A better approach is asking, “What value can I add?” instead of “What can I get?”  When we pose the question this way, it correctly reminds us that we are not the center of the world.  We know that when we are the center of our own world, it’s a very small world…after all.

Challenge Accepted!

Another example of Todd’s courage occurs in the chapter titled, “Finding Your Voice,” which tackles discovering our unique expression of value through our life’s journey.  He challenged me when he wrote, “Great work results when you stop doing only what you know you can do and instead begin pursuing what you believe you might be able to do with a little focused effort.”  In the infamous words of television character Barney Stinson (Played by Neil Patrick Harris on How I Met Your Mother), “Challenge accepted!”

Todd’s writing tone is one we would find from a buddy who is sitting across the table having coffee with us.  It’s friend to friend encouraging conversation rather than top down pronouncements.  In addition, his stories are nicely balanced with practical applications and probing questions at the end of every chapter.

This is the type of book I can see myself rereading on a yearly basis to keep myself on track in fulfilling my life’s mission.

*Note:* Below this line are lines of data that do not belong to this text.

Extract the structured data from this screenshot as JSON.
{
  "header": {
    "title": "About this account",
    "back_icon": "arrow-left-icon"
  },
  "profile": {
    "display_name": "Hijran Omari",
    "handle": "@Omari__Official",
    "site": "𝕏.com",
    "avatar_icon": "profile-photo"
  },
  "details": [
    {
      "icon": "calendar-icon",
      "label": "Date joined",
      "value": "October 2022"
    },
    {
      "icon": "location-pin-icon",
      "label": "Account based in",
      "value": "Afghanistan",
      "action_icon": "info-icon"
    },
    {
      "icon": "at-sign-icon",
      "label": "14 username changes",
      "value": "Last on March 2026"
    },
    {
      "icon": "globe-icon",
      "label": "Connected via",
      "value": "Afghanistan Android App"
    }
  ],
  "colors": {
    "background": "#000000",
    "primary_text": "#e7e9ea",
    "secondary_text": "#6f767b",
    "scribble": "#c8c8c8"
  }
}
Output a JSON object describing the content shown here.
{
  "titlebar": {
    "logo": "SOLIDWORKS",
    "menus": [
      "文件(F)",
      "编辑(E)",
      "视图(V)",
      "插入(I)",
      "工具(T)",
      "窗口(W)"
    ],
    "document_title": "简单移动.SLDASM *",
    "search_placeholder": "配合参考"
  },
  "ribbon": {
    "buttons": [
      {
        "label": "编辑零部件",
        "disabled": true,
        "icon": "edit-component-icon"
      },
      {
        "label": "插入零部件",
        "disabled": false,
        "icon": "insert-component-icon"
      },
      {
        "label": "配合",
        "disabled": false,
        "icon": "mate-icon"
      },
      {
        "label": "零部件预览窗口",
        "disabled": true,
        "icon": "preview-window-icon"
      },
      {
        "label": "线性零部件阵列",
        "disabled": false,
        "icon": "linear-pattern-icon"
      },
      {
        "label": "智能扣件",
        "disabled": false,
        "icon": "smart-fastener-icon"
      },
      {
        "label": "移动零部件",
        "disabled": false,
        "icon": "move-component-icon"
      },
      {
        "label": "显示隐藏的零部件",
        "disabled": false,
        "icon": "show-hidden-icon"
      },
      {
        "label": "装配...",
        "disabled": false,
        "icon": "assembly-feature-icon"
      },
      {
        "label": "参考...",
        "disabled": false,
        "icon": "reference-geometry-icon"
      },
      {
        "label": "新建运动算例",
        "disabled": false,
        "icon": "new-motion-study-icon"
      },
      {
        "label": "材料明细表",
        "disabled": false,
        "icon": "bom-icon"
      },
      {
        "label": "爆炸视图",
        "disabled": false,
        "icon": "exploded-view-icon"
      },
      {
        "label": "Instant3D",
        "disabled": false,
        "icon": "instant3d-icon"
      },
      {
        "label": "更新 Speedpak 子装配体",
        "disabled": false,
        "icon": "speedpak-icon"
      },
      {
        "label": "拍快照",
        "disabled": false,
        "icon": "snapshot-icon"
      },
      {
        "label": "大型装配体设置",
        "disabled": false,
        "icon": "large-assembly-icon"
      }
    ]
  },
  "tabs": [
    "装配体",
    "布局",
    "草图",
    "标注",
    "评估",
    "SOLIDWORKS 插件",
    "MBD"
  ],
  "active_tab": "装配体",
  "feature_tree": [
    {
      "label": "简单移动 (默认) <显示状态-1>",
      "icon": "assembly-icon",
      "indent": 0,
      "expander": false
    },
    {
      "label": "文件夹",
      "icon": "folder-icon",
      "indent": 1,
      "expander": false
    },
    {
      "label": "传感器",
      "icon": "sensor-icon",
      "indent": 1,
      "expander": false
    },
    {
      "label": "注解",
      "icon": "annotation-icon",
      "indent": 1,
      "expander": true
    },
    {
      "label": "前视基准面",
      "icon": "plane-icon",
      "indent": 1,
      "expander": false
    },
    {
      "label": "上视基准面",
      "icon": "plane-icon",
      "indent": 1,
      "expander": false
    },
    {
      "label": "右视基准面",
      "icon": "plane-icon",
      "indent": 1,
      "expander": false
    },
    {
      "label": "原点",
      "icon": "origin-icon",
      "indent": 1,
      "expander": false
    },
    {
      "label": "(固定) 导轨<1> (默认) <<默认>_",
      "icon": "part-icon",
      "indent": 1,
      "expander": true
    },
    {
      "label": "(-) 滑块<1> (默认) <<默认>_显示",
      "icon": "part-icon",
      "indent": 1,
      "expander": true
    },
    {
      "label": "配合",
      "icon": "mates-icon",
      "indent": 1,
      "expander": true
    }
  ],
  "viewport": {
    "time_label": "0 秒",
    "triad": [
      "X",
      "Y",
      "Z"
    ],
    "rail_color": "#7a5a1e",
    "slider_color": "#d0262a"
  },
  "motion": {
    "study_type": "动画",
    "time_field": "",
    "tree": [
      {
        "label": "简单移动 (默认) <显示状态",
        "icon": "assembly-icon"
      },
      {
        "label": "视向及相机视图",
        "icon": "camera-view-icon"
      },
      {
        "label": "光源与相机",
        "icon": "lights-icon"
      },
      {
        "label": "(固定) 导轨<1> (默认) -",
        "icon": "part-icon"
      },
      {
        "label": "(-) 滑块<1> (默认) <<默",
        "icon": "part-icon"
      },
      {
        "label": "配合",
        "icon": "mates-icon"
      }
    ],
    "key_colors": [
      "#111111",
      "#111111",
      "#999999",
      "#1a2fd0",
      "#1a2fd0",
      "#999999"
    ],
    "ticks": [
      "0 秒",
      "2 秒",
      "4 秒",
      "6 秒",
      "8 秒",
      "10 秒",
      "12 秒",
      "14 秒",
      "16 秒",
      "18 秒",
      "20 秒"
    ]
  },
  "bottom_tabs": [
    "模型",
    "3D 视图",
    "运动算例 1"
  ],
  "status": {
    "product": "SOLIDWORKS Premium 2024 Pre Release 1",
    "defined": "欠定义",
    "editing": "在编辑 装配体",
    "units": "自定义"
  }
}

The message of the book is simply stated: “Don’t go to your grave with your best work still inside of you. Choose to die empty.”

May that be true for us all.